The KBW Bank Index gained as much as 3.5 percent after Pittsburgh-based PNC Financial Services Group Inc. and BB&T Corp., based in Winston-Salem, North Carolina, said non- performing assets fell for the first time since 2006. Two Ohio banks, Fifth Third and KeyCorp, posted their first profits in at least four quarters as they cut provisions for loan losses by more than two-thirds from a year earlier.
The reports mirrored better-than-estimated earnings from the four largest U.S. banks during the past week. The six largest lenders that reported today set aside a combined $2.88 billion to cover loan losses, a 43 percent decrease from $5.03 billion a year earlier.

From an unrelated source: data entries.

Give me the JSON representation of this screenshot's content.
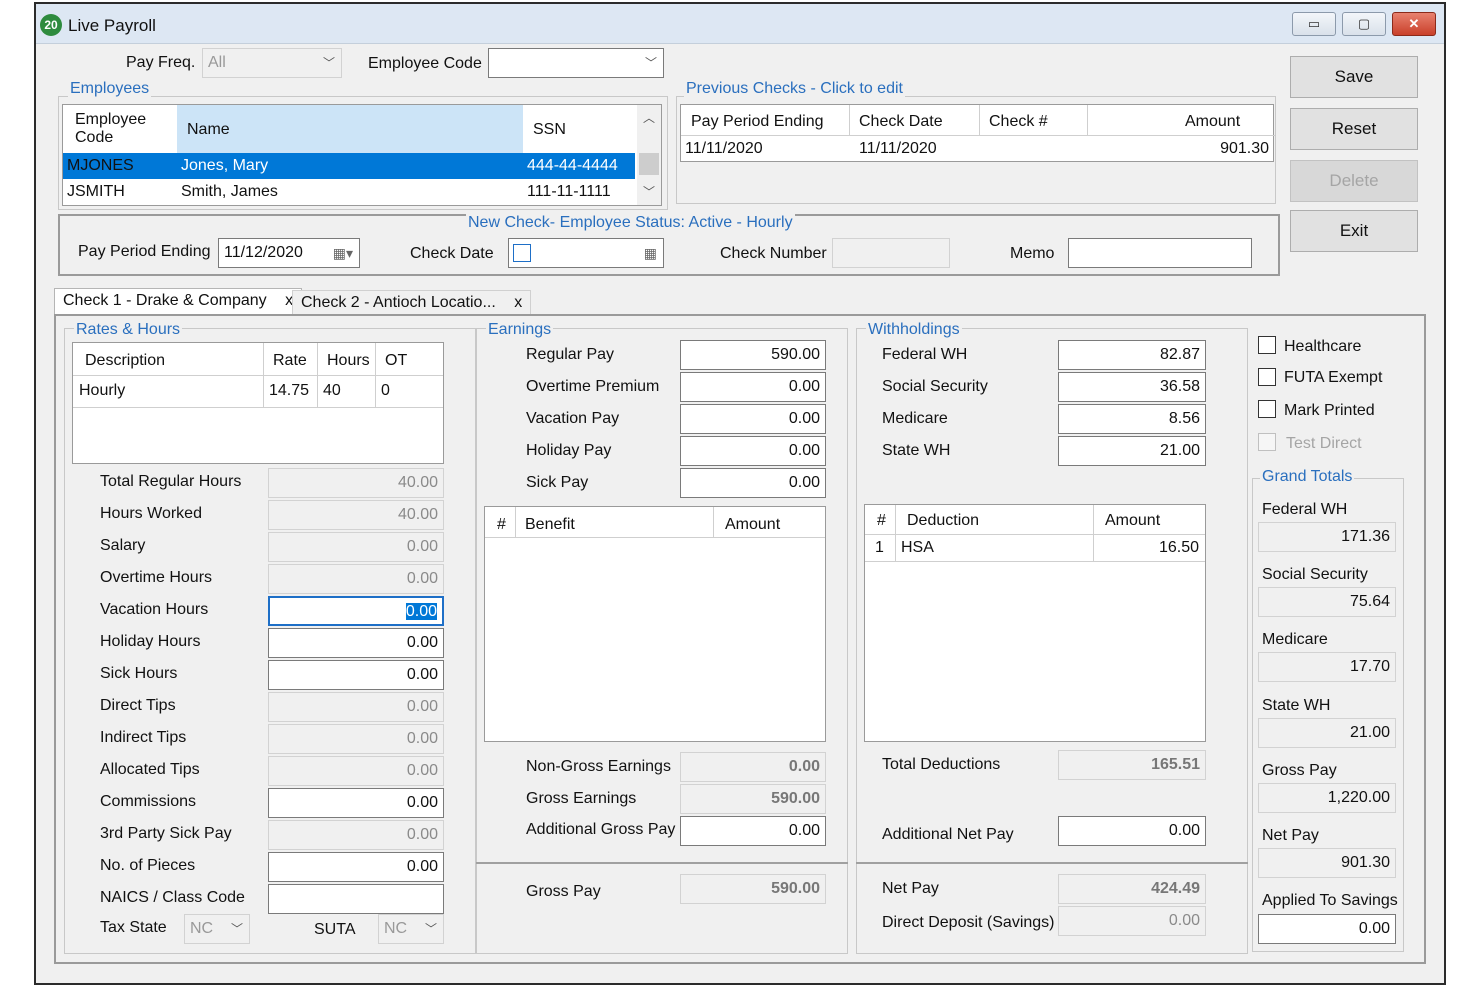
{
  "window": {
    "icon_text": "20",
    "title": "Live Payroll",
    "min_glyph": "▭",
    "max_glyph": "▢",
    "close_glyph": "✕"
  },
  "filters": {
    "pay_freq_label": "Pay Freq.",
    "pay_freq_value": "All",
    "employee_code_label": "Employee Code",
    "employee_code_value": ""
  },
  "employees": {
    "group_title": "Employees",
    "columns": {
      "code": "Employee Code",
      "name": "Name",
      "ssn": "SSN"
    },
    "rows": [
      {
        "code": "MJONES",
        "name": "Jones, Mary",
        "ssn": "444-44-4444"
      },
      {
        "code": "JSMITH",
        "name": "Smith, James",
        "ssn": "111-11-1111"
      }
    ]
  },
  "previous_checks": {
    "group_title": "Previous Checks - Click to edit",
    "columns": {
      "period": "Pay Period Ending",
      "date": "Check Date",
      "number": "Check #",
      "amount": "Amount"
    },
    "rows": [
      {
        "period": "11/11/2020",
        "date": "11/11/2020",
        "number": "",
        "amount": "901.30"
      }
    ]
  },
  "buttons": {
    "save": "Save",
    "reset": "Reset",
    "delete": "Delete",
    "exit": "Exit"
  },
  "new_check": {
    "group_title": "New Check- Employee Status: Active - Hourly",
    "pay_period_label": "Pay Period Ending",
    "pay_period_value": "11/12/2020",
    "check_date_label": "Check Date",
    "check_date_value": "",
    "check_number_label": "Check Number",
    "check_number_value": "",
    "memo_label": "Memo",
    "memo_value": ""
  },
  "tabs": [
    {
      "label": "Check 1 - Drake & Company",
      "close": "x"
    },
    {
      "label": "Check 2 - Antioch Locatio...",
      "close": "x"
    }
  ],
  "rates": {
    "group_title": "Rates & Hours",
    "columns": {
      "desc": "Description",
      "rate": "Rate",
      "hours": "Hours",
      "ot": "OT"
    },
    "rows": [
      {
        "desc": "Hourly",
        "rate": "14.75",
        "hours": "40",
        "ot": "0"
      }
    ],
    "fields": [
      {
        "label": "Total Regular Hours",
        "value": "40.00"
      },
      {
        "label": "Hours Worked",
        "value": "40.00"
      },
      {
        "label": "Salary",
        "value": "0.00"
      },
      {
        "label": "Overtime Hours",
        "value": "0.00"
      },
      {
        "label": "Vacation Hours",
        "value": "0.00"
      },
      {
        "label": "Holiday Hours",
        "value": "0.00"
      },
      {
        "label": "Sick Hours",
        "value": "0.00"
      },
      {
        "label": "Direct Tips",
        "value": "0.00"
      },
      {
        "label": "Indirect Tips",
        "value": "0.00"
      },
      {
        "label": "Allocated Tips",
        "value": "0.00"
      },
      {
        "label": "Commissions",
        "value": "0.00"
      },
      {
        "label": "3rd Party Sick Pay",
        "value": "0.00"
      },
      {
        "label": "No. of Pieces",
        "value": "0.00"
      },
      {
        "label": "NAICS / Class Code",
        "value": ""
      }
    ],
    "tax_state_label": "Tax State",
    "tax_state_value": "NC",
    "suta_label": "SUTA",
    "suta_value": "NC"
  },
  "earnings": {
    "group_title": "Earnings",
    "fields": [
      {
        "label": "Regular Pay",
        "value": "590.00"
      },
      {
        "label": "Overtime Premium",
        "value": "0.00"
      },
      {
        "label": "Vacation Pay",
        "value": "0.00"
      },
      {
        "label": "Holiday Pay",
        "value": "0.00"
      },
      {
        "label": "Sick Pay",
        "value": "0.00"
      }
    ],
    "benefit_columns": {
      "num": "#",
      "benefit": "Benefit",
      "amount": "Amount"
    },
    "non_gross_label": "Non-Gross Earnings",
    "non_gross_value": "0.00",
    "gross_earnings_label": "Gross Earnings",
    "gross_earnings_value": "590.00",
    "additional_gross_label": "Additional Gross Pay",
    "additional_gross_value": "0.00",
    "gross_pay_label": "Gross Pay",
    "gross_pay_value": "590.00"
  },
  "withholdings": {
    "group_title": "Withholdings",
    "fields": [
      {
        "label": "Federal WH",
        "value": "82.87"
      },
      {
        "label": "Social Security",
        "value": "36.58"
      },
      {
        "label": "Medicare",
        "value": "8.56"
      },
      {
        "label": "State WH",
        "value": "21.00"
      }
    ],
    "deduction_columns": {
      "num": "#",
      "deduction": "Deduction",
      "amount": "Amount"
    },
    "deductions": [
      {
        "num": "1",
        "name": "HSA",
        "amount": "16.50"
      }
    ],
    "total_deductions_label": "Total Deductions",
    "total_deductions_value": "165.51",
    "additional_net_label": "Additional Net Pay",
    "additional_net_value": "0.00",
    "net_pay_label": "Net Pay",
    "net_pay_value": "424.49",
    "direct_deposit_label": "Direct Deposit (Savings)",
    "direct_deposit_value": "0.00"
  },
  "options": {
    "healthcare": "Healthcare",
    "futa_exempt": "FUTA Exempt",
    "mark_printed": "Mark Printed",
    "test_direct": "Test Direct"
  },
  "grand_totals": {
    "group_title": "Grand Totals",
    "items": [
      {
        "label": "Federal WH",
        "value": "171.36"
      },
      {
        "label": "Social Security",
        "value": "75.64"
      },
      {
        "label": "Medicare",
        "value": "17.70"
      },
      {
        "label": "State WH",
        "value": "21.00"
      },
      {
        "label": "Gross Pay",
        "value": "1,220.00"
      },
      {
        "label": "Net Pay",
        "value": "901.30"
      },
      {
        "label": "Applied To Savings",
        "value": "0.00"
      }
    ]
  },
  "colors": {
    "accent": "#2a6fbe",
    "selection": "#0078d7"
  }
}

“The economy is still slow and sluggish, but it’s much better year-over-year,” said Stephen Steinour, chief executive officer of Huntington Bancshares Inc., which beat analysts’ estimates today with its second consecutive quarterly profit. “We actually expect credit quality to continue to improve through the second half. We’ve emerged out of a turnaround stage now.”
SunTrust climbed $1.27, or 5.7 percent, to $23.69 at 9:56 a.m. in New York Stock Exchange composite trading. Fifth Third jumped 6.5 percent, while KeyCorp increased 2.8 percent and PNC climbed 2.6 percent. Huntington advanced 4.6 percent. BB&T fell 5.6 percent.
Several of the banks said revenue may be hurt by the financial-overhaul bill that President Barack Obama signed into law yesterday. The law, which the Senate passed last week after more than a year of negotiations, establishes an independent consumer protection agency and limits fees on credit and debit cards.
PNC’s second-quarter net income more than tripled to $803 million, or $1.47 a share, from $207 million, or 14 cents, in the same period a year earlier, the Pittsburgh-based bank said in a statement today. Twenty-seven analysts surveyed by Bloomberg had an average profit estimate of $1.27 a share.
Excluding dividends on preferred shares, including those held by the U.S. Treasury’s bailout fund, SunTrust reported a profit of $12 million and Fifth Third posted earnings of $192 million. Those figures compared with losses of $183 million and $10 million a year earlier, respectively.
KeyCorp’s net income was $70 million, or 3 cents a share, compared with a net loss of $394 million, or 68 cents, in the year-earlier period, the Cleveland-based lender said today in a statement. The average estimate of 24 analysts surveyed by Bloomberg was a loss of 11 cents.
BB&T posted earnings of $224 million, up from $208 million a year earlier. Huntington recorded $48.8 million in net income, or 3 cents a share, compared with a loss of $125 million, or 40 cents, a year earlier, the company said in a statement today.
“The banking system showed with the numbers we just got that it has moved to a position of health,” Michael Holland, who oversees more than $4 billion as chairman of Holland & Co. in New York, said earlier this week. “The patient is fully recovered.”
BB&T said nonperforming assets decreased 3.1 percent, the first decline since the first quarter of 2006. At PNC, the sixth-largest U.S. bank by deposits, nonperforming loans dropped 8.3 percent from the first quarter to $5.28 billion, the first decline since the fourth quarter of 2006. Nonperforming assets fell by $465 million, or 7 percent, in the quarter to $6.1 billion.